Check out the photo of a low Carter Lake.
Recent snow on mountain peaks gives some hope to Front Range reservoirs like Carter Lake, which is still low. pic.twitter.com/0cobVpjZ— karalamb (@klamb) December 14, 2012
From email from Reclamation (Kara Lamb):
Just a quick note to let you know that we are finishing up our annual maintenance on the east slope of the Colorado-Big Thompson Project. That means, we have begun to once again divert water through the Adams Tunnel from Granby and Shadow Mountain reservoirs on the West Slope.
We began the trans-basin diversions last week. With water starting to come back through the tunnel, the water level at Lake Estes began to rise. Tonight, the reservoir is at an elevation of about 7470 feet. That’s roughly five feet down; pretty average for this time of year.
Yesterday, 12-12-12, we began sending water through Olympus Tunnel to Pinewood Reservoir. Today, the reservoir started at an elevation of about 6563 feet and is on the rise.

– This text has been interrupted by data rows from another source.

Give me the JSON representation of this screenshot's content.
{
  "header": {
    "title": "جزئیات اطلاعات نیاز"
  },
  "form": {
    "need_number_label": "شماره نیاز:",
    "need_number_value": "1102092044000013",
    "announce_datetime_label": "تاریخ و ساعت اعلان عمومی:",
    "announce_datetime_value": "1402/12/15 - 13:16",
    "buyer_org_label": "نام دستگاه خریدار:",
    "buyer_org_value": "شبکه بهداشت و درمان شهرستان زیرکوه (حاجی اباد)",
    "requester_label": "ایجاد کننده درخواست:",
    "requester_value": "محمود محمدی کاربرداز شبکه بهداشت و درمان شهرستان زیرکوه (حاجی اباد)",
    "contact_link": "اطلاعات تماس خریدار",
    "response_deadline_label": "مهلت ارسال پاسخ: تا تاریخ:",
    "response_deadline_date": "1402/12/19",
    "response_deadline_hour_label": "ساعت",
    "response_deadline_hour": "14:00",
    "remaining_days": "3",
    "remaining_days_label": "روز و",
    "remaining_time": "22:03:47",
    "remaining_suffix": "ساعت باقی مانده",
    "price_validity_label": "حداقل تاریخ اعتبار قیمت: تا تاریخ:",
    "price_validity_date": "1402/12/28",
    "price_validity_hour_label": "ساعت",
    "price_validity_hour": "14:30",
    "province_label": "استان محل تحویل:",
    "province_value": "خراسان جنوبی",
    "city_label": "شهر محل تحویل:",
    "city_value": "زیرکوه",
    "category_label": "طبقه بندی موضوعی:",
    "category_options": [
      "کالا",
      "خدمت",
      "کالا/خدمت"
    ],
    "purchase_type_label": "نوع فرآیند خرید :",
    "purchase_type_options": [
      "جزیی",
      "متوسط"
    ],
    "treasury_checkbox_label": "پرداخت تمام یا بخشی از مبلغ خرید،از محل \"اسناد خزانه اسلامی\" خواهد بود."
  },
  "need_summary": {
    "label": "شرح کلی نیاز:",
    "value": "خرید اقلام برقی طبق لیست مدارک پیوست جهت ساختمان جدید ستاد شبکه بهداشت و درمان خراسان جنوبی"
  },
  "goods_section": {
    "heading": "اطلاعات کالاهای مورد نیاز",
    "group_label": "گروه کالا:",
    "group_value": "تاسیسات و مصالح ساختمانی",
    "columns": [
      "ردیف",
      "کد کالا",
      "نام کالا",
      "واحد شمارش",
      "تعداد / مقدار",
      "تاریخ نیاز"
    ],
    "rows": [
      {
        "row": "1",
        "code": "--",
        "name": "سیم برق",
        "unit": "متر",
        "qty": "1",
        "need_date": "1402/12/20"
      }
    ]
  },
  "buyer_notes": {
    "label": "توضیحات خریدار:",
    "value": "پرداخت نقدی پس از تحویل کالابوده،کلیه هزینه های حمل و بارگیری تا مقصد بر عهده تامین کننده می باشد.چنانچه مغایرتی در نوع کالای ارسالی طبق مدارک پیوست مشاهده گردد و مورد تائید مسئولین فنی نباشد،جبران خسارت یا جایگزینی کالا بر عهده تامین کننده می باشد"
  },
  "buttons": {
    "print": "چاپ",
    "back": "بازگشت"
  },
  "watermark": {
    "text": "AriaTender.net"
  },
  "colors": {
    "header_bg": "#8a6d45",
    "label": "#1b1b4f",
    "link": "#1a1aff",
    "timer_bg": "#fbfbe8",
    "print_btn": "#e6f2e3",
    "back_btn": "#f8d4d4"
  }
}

This morning, we turned the pump on to Carter Lake. With the hot and dry summer and fall, the water level elevation at Carter dropped to 36% of its full content; an elevation of 5686 feet, or about 73 feet down from full. With the pump back on, water levels should start slowly ticking up again.
Likewise, we are once again sending water to Horsetooth; although with the pump on to Carter, inflows to the reservoir will likely fluctuate between 100-200 cfs. Horsetooth got down to a water level elevation of roughly 5377 feet, or 44% full. It’s water level will now slowly start rising, too.
More Colorado-Big Thompson Project coverage here.